August is National Water Quality Month and it makes sense to draw attention to the importance of having clean water during a month where we enjoy rivers, lakes and oceans across our nation. I have devoted a considerable amount of my attention to this challenge locally. In addition to access, all of us should demand water that is safe to drink. One challenge we have faced locally is the presence of contaminates in our water. This problem led me to author my latest initiative, A5158, which would require the Department of Environmental Protection (DEP) to establish a maximum contaminant level (MCL) for 1,2,3-trichloropropane (TCP) in drinking water.
TCP is a man-made chemical, commonly found at industrial or hazardous waste sites, according to the United States Environmental Protection Agency. It has been used as an industrial solvent, as a cleaning and degreasing agent, and as a chemical intermediate in the production of other chemicals. TCP is a persistent pollutant in groundwater and the EPA has classified it as “likely to be carcinogenic to humans.” Short-term exposure to TCP may cause eye and throat irritation, and long-term exposure has led to liver and kidney damage and reduced body weight in animal studies.

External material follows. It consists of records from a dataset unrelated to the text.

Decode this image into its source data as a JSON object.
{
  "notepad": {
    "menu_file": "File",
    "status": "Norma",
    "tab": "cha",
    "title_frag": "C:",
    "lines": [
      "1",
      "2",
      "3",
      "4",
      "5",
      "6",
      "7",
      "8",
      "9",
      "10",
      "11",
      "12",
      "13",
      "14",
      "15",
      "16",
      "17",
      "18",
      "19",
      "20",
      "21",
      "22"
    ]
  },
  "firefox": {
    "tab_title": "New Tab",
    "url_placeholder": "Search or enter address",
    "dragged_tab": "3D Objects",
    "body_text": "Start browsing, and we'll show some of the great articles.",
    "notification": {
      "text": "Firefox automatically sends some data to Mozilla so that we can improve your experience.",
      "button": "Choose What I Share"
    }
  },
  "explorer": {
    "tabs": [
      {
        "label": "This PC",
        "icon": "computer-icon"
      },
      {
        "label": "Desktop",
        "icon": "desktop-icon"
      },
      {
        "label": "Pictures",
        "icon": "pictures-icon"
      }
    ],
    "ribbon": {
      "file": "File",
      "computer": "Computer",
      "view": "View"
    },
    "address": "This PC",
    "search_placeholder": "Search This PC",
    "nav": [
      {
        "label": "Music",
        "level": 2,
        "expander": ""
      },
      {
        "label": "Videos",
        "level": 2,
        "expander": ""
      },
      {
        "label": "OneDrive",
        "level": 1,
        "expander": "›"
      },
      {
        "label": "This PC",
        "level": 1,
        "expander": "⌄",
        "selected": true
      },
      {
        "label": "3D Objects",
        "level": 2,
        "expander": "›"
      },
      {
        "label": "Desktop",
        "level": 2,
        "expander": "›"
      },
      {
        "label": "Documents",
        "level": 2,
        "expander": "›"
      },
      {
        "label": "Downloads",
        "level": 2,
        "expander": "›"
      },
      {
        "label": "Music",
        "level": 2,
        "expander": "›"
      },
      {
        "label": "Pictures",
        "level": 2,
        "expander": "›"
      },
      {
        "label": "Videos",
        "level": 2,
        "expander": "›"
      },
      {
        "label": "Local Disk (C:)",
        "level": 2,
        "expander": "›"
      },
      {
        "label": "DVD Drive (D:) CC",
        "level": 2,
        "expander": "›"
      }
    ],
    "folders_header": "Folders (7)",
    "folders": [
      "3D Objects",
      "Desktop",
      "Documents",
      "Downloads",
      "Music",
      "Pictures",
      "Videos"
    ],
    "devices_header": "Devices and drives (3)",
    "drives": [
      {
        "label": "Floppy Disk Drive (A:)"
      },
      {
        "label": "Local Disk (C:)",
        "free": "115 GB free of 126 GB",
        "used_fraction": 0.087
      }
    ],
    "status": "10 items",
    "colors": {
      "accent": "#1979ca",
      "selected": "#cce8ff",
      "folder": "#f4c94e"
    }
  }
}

Despite these dangers, there is no state or federal standard for TCP in drinking water. However, a way to detect and treat TCP levels in drinking water is available, and my proposal addresses this issue head-on.
It would require the DEP, within 90 days after the effective date of this bill, to establish a maximum contaminant level (MCL) for TCP of 15 parts per trillion. Notwithstanding this requirement, however, the DEP could adopt a more stringent standard upon the recommendation of the Drinking Water Quality Institute, which by law is responsible for developing MCLs or standards for hazardous contaminants in drinking water and making those scientific recommendations to the DEP for action. A MCL is the highest level of a contaminant that is legally allowed to exist in drinking water. Once a MCL is established for a specific contaminant, water purveyors must monitor for the contaminant and undertake treatment when the limit exceeds the MCL.
What’s important to remember about the public’s clean water is that it isn’t simply someone else’s problem. It could be a problem in YOUR community and with YOUR water supply.
An example of this occurred when residents of Moorestown became aware of tests that uncovered two wells with contaminants in 2013 and three wells in Maple Shade in 2014. As alarming as this was from a health perspective, there is also a cost factor. Last year, Moorestown was forced to buy additional water from New Jersey Water due to the township having to partially shut down their system. This expense would have been far greater, if not for the bipartisan effort and cooperation between myself, the Town Council and New Jersey American Water, being able to mitigate the financial impact (saving $1M) to local residents. However, this issue is still of great concern to members of the community and rightfully so.
The quality of our water is directly linked to the quality of our lives. By supporting clean water initiatives and similar measures that improve our water treatment systems, we can each have a hand in ensuring clean, safe water for ourselves, our families and our communities. To learn more about drinking water, visit https://www.epa.gov/ground-water-and-drinking-water
That’s my take, what’s yours?